We have in company the ship Bristolian of Bristol, England. She sails just the same as we do. We have also in sight a larger American ship and he sails the same, so the Franklin ain’t the slowest ship in the world.
Pilgarlic has built a neat little bench in his room that answers for a drawing table, writing table, with a vise on it for a workbench, drawers for tools, drawing and writing materials, etc. What next?
Oh it is lonesome! I have been worrying about the water a good deal before we got this nice breeze, but now we have decided there is sixty days’ water at one gallon per man per diem so I am at rest on that score. It is such a terrible thing to be short of water in the tropics; the very thought of it makes me crazy with thirst. I mean to get some more water casks when we get in.
Story behind the Trade Wind Journals and Jewelry Collection
Where does inspiration come from? Where do the creative sparks for design begin? For Cross’ new Trade Wind Jewelry Collection, we find ourselves drawn into the story of Captain John Henry Drew, from Gardiner, Maine. Born in 1834, he grew up the son of a Ship’s Carver, and went to sea at the age of 15, eventually becoming Captain of a series of clipper ships, and traveling from New York to China and back home, when that voyage took more than seventeen months.
Instead of carving or knotting or other hobbies that were characteristic of sailors, this mostly self-educated man read books, memorized details from newspapers, and wrote about his journey—his literal and his inner journey. His hand-written and personally illustrated journals tell us of his longing for Maine, for his family, and for “making something of himself”. He is very much like you and me, and it makes his story that much more compelling. He savors apples from home, as tasting better than apples from anywhere else. He imagines the scene he might see looking in the window at home, where his family sits, and he chastises himself for not getting more done at home when he was there.
The jewelry in our Trade Winds Collection is made by his great-great grandson, Keith. This young man went to sea as well, at age 18. As part of his service to the US Navy, his travels took him to many of the same places his great-great grandfather’s clipper ships visited. Keith also had a hobby unconventional for sailors— he had a fascination for gems and he studied gemology. He studied so that when his service was completed, he could become a jeweler. As Keith traveled the world, he collected exquisite gems, and after leaving the service and returning home, he mastered the art of fine jewelry making.
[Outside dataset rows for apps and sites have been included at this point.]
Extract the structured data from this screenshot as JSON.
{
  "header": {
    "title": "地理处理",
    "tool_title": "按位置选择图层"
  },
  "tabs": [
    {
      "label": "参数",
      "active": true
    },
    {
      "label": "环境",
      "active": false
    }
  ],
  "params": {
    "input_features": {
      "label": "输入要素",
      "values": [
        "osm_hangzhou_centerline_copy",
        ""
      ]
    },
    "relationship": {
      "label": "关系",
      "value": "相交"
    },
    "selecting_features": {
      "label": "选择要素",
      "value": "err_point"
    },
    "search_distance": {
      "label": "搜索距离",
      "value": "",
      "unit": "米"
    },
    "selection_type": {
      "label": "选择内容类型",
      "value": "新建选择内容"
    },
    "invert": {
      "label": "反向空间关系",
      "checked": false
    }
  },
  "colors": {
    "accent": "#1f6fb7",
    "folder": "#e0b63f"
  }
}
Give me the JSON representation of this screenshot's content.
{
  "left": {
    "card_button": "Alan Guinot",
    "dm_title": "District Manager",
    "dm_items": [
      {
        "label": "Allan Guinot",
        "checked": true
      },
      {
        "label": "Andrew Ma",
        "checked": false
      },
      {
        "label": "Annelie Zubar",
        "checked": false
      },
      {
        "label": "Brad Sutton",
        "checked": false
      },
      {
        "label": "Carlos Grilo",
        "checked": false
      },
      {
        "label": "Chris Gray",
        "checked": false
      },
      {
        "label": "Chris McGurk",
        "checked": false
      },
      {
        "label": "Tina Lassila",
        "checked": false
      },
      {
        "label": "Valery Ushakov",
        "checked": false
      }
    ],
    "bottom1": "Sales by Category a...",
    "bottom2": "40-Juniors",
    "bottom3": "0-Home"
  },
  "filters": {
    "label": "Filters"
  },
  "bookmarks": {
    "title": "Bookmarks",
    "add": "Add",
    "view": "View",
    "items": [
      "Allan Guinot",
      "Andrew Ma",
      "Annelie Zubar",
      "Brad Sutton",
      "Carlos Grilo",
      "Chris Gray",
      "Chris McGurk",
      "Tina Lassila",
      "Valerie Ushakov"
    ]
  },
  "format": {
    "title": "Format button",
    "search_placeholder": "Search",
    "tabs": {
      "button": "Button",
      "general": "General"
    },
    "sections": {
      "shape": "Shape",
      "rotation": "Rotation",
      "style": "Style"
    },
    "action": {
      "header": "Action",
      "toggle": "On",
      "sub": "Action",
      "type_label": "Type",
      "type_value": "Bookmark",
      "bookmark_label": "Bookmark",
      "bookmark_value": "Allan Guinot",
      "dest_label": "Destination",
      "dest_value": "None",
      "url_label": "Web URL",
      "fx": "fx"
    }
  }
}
It is now decades later. We met Keith for the first time in March, 2014. We were impressed with his jewelry, and as we talked further, discovered he had a clipper ship sea captain ancestor and became intrigued with the parallels of his journey in life with that of his sea captain forebear.
The parallels in the two stories are expressed in the jewelry itself—the exotic colors, the flow of the designs, the attention to detail which is something passed down in this family—whether it is to protect the ship, its cargo and its crew, or to create a design that will last and protect its valuable gems, giving the wearer the same pleasure we experience when a ship at full sail goes by. You can’t help but stop and exclaim, “Isn’t that beautiful?”
We were hooked by this story, and by the jewelry. We think you will be too. In fact, we’re posting pages from Captain Drew’s journals from the Voyage of the Franklin in 1868 on our website, along with all the jewelry from the Trade Wind Jewelry Collection. Take a few minutes to join in the journey, and think of those you love most, and rejoice if they are right there with you.